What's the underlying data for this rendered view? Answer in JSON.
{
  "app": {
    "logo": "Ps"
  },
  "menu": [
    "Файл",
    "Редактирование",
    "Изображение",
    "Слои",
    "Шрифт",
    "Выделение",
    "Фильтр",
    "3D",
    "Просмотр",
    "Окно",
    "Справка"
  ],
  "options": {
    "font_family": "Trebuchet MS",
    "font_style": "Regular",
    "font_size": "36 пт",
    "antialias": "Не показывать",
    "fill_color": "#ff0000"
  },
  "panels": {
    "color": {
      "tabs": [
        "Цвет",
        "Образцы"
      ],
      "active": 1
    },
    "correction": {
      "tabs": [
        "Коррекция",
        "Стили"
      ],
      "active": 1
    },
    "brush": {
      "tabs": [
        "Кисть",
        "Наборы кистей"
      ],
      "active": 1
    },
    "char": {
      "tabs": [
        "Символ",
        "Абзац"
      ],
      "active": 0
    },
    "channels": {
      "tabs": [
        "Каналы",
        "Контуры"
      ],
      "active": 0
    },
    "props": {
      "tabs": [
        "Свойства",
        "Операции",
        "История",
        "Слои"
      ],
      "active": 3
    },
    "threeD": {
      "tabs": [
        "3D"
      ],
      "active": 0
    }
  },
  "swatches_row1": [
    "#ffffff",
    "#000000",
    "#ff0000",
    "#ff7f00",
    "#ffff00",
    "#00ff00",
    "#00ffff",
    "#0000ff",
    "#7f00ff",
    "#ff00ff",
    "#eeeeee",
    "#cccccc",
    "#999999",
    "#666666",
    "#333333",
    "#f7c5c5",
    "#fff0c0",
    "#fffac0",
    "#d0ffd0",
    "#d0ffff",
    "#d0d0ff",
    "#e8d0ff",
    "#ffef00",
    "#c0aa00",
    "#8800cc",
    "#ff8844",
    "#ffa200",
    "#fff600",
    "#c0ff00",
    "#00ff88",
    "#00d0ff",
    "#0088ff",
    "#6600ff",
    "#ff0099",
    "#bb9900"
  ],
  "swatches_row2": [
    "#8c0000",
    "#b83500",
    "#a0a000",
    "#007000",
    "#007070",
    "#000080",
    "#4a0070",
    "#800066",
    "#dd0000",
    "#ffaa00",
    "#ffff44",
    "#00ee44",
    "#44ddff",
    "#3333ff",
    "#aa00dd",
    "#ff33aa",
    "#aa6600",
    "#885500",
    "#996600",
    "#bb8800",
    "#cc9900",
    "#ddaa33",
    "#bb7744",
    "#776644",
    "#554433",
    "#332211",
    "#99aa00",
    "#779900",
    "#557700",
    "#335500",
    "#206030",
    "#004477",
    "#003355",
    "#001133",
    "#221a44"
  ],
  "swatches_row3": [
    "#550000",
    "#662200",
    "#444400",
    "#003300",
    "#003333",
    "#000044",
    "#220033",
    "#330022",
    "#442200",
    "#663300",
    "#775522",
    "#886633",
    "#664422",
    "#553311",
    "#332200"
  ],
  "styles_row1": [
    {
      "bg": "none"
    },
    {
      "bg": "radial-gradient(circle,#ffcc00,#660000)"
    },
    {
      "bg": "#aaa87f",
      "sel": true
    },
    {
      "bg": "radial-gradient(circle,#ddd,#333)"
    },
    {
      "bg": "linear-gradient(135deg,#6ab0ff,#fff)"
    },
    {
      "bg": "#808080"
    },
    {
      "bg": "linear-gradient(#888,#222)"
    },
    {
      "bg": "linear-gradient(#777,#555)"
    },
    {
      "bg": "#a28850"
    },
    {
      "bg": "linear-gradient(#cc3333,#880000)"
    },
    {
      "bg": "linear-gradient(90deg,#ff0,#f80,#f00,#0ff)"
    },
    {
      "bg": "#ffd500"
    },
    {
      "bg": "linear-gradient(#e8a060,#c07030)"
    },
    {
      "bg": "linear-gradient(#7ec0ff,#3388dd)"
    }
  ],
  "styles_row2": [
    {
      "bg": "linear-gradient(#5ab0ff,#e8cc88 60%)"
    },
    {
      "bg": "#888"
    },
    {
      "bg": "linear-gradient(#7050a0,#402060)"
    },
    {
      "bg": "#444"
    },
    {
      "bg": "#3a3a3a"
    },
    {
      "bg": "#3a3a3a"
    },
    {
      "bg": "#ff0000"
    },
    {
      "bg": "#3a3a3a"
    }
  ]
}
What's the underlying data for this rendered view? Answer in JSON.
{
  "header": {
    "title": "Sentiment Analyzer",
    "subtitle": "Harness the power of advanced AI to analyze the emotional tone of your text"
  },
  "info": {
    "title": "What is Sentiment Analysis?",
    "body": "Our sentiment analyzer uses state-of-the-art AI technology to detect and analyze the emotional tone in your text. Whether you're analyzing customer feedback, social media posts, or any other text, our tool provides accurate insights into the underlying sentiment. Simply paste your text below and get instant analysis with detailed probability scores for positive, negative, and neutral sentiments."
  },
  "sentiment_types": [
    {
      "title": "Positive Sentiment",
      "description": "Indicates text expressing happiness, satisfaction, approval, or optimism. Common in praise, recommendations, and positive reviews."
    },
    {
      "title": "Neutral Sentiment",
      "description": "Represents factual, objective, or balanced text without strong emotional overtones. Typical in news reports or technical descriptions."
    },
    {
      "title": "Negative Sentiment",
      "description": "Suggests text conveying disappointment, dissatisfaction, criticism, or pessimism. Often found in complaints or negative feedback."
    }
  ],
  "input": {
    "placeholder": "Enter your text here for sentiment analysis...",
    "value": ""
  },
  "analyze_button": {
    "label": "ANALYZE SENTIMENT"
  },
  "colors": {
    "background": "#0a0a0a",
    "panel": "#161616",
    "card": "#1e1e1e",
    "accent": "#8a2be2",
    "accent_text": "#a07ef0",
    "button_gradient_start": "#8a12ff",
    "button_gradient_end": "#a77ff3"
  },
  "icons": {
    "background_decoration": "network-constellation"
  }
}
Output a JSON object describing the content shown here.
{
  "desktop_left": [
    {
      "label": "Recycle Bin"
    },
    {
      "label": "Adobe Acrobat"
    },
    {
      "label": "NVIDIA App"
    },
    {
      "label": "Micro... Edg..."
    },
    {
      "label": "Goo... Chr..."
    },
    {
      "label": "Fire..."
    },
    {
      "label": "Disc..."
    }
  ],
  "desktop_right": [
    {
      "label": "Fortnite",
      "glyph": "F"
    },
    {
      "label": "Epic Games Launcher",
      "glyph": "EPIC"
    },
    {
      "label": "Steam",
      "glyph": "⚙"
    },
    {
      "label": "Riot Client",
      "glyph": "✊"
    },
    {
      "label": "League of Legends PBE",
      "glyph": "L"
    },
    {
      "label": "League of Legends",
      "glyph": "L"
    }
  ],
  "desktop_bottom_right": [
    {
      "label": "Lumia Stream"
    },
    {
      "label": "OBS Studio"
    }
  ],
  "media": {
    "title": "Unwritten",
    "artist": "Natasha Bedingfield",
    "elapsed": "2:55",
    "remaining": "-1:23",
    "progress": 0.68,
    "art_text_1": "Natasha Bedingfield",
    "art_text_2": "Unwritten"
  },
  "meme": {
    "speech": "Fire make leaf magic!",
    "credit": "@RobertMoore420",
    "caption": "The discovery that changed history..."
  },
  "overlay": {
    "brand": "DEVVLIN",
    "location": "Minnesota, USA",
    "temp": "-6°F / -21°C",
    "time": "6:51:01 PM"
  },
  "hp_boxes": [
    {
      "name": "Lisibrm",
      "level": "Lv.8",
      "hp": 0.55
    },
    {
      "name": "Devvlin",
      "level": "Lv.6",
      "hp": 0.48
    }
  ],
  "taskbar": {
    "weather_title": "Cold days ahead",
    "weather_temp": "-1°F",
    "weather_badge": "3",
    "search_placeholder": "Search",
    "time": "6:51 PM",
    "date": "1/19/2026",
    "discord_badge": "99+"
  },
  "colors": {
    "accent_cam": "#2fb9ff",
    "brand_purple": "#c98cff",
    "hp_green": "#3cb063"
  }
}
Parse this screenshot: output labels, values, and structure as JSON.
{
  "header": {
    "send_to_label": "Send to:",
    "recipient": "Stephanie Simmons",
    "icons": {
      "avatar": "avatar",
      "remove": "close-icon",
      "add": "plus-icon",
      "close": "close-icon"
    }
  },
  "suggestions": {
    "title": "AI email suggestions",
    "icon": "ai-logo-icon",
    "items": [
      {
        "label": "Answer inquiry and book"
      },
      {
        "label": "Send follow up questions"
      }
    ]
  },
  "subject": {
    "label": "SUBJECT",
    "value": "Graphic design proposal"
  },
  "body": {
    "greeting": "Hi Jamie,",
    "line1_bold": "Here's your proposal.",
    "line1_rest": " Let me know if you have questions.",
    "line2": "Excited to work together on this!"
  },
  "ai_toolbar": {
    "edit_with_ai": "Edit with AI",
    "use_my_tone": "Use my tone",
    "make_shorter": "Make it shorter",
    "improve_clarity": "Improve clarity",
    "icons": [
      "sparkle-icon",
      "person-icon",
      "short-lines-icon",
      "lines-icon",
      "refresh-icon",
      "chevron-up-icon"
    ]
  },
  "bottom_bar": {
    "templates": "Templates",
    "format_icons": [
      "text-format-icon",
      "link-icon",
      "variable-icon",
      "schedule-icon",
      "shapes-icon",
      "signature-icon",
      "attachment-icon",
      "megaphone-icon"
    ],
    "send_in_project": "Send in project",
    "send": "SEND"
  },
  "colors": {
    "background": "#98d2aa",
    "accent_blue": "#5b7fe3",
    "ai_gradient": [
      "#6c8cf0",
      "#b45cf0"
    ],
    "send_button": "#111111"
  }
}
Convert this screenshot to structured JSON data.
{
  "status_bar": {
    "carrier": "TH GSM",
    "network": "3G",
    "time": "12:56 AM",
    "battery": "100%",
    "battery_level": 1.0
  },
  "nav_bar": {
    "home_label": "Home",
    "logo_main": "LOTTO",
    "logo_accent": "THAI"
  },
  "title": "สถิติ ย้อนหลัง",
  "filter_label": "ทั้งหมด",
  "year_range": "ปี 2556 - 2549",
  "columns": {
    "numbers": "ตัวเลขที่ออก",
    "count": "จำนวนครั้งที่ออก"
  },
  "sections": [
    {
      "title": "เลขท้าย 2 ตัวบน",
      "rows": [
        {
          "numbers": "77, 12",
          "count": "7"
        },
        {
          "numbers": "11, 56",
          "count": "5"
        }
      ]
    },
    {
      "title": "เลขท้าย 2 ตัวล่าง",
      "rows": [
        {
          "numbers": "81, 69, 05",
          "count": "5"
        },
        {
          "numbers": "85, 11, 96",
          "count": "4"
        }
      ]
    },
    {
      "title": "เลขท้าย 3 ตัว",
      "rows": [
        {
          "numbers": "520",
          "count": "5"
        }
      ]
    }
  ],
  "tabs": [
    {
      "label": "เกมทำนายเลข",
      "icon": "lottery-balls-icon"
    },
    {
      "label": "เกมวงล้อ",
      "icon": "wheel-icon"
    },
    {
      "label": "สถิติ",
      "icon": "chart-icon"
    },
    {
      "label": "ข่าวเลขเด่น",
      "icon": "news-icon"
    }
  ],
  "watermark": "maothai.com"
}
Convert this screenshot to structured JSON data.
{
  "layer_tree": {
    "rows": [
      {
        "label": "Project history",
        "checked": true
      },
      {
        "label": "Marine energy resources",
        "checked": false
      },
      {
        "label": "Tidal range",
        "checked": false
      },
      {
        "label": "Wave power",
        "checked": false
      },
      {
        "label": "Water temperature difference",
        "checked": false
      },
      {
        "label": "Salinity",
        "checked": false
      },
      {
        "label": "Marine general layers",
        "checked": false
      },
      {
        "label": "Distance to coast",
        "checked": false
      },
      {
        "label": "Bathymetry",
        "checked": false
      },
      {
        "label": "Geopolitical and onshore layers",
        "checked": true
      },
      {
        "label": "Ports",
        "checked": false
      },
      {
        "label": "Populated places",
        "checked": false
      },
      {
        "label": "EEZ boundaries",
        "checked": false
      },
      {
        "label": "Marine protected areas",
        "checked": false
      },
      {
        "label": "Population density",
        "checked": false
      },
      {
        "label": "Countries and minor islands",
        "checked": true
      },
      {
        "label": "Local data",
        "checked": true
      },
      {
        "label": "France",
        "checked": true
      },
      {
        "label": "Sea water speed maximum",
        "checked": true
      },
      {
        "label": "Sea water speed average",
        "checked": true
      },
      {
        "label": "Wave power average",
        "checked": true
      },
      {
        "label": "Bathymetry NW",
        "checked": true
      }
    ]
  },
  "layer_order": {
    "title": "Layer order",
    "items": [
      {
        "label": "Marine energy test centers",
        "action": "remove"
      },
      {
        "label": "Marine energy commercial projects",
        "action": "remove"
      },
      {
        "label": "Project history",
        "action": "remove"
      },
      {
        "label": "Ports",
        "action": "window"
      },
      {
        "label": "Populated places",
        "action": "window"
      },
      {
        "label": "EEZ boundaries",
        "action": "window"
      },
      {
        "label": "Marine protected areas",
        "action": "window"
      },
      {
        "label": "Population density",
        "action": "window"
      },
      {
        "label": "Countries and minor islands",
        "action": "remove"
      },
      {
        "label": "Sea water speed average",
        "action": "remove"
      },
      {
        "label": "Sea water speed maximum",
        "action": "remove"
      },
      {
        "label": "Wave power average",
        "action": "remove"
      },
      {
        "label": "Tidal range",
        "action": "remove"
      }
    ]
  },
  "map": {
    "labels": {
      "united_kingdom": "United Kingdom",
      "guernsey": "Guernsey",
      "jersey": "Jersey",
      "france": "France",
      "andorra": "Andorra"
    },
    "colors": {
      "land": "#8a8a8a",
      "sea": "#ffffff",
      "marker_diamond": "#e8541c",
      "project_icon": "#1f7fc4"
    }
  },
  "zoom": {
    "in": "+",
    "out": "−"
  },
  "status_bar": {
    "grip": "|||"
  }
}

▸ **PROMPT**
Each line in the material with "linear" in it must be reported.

▸ **SOLVED PROBLEM**
      "bg": "linear-gradient(135deg,#6ab0ff,#fff)"
      "bg": "linear-gradient(#888,#222)"
      "bg": "linear-gradient(#777,#555)"
      "bg": "linear-gradient(#cc3333,#880000)"
      "bg": "linear-gradient(90deg,#ff0,#f80,#f00,#0ff)"
      "bg": "linear-gradient(#e8a060,#c07030)"
      "bg": "linear-gradient(#7ec0ff,#3388dd)"
      "bg": "linear-gradient(#5ab0ff,#e8cc88 60%)"
      "bg": "linear-gradient(#7050a0,#402060)"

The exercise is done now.